African American Music, Literature & Sports
United States in the 20th Century
The term African-American deals with a population of African descent living in the U.S. The term black is also used to define this group people. Although both descriptions are equal, some scholars believe that black is a broader term than African American. Not only because it relates to a wider community and with a longer history, but it also encompass various groups, not identified directly as African-Americans, either ethnically or racially. In this context, the term black encompass both those who consider themselves African-Americans, Puerto Ricans, Jamaicans, Haitians or Nigerians, etc. This sector of the population is a fundamental part of American history and culture. More specifically, African Americans have evolved greatly and contributed immensely to American musical history, culture and literature.
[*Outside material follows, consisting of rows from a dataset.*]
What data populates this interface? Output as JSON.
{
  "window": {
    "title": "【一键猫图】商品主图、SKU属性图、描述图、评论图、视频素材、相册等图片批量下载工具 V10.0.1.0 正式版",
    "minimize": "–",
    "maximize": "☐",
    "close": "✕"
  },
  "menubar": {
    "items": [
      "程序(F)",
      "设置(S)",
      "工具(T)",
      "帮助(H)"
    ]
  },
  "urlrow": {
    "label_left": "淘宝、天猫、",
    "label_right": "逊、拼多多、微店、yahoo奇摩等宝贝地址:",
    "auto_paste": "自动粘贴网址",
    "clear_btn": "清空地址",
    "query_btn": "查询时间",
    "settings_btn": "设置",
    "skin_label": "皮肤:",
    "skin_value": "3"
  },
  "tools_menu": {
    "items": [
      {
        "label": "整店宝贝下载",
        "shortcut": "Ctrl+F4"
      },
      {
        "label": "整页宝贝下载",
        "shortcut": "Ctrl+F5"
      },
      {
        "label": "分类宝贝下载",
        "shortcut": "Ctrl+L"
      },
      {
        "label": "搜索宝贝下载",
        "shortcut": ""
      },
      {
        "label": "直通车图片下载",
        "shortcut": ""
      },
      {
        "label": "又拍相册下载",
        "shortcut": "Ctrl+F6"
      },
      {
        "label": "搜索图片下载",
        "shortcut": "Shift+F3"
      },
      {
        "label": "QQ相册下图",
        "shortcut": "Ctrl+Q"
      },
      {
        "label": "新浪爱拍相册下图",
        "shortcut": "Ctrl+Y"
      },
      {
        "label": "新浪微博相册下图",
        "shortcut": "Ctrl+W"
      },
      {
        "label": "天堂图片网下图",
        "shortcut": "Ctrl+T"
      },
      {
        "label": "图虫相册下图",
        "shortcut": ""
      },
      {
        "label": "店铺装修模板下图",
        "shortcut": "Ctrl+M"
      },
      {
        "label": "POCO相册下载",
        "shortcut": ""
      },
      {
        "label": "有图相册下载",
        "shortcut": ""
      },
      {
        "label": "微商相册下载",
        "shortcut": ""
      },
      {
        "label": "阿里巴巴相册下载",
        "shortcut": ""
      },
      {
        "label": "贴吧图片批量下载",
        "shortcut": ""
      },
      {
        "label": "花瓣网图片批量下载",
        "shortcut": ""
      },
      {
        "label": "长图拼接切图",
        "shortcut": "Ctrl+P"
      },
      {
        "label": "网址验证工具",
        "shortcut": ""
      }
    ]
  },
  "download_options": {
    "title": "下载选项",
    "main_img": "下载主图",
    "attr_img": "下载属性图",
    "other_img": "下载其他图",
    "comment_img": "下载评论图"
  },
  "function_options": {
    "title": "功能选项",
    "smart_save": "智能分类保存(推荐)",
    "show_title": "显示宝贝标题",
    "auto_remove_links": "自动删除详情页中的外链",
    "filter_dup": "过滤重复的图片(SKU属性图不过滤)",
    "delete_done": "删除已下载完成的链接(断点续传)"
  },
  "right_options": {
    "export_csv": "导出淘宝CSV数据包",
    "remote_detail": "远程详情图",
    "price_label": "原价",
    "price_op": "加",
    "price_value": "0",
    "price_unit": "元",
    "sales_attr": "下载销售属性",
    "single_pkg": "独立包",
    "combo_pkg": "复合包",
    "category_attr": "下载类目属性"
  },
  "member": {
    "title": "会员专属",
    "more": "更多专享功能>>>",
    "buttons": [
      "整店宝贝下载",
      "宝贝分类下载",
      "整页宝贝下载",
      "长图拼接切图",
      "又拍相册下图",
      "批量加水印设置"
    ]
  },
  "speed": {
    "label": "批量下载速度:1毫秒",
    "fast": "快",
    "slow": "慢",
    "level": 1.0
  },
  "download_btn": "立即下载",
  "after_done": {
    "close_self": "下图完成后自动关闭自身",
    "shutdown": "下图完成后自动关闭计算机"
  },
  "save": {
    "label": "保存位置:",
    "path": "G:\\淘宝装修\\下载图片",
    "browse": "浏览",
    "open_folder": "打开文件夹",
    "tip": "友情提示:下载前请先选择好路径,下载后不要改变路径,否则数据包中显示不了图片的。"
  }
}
The African-Americans are mostly descendants of slaves brought from Africa to the U.S., especially in the seventeenth and eighteenth centuries, and especially for the southern regions. African Americans constituted the main labor force until the abolition of slavery in the mid-nineteenth century. In the U.S. and in other countries of western culture, slavery was theoretically legitimized by racism, which advocated the supremacy concept of "race" white on the other. Racism survived the end of slavery, and today, despite that the situation of blacks in America have evolved considerably in economic, education, work, politics, army, among others, the desired equality in social terms with the white community is far to be achieved.
There are, however, signs that point to greater acceptance by the white community over the daily contact with the African American community in schools and jobs. Several members of the black community have achieved prominent positions in the military and civil society, as is the case of General Colin Powell, or TV stars like...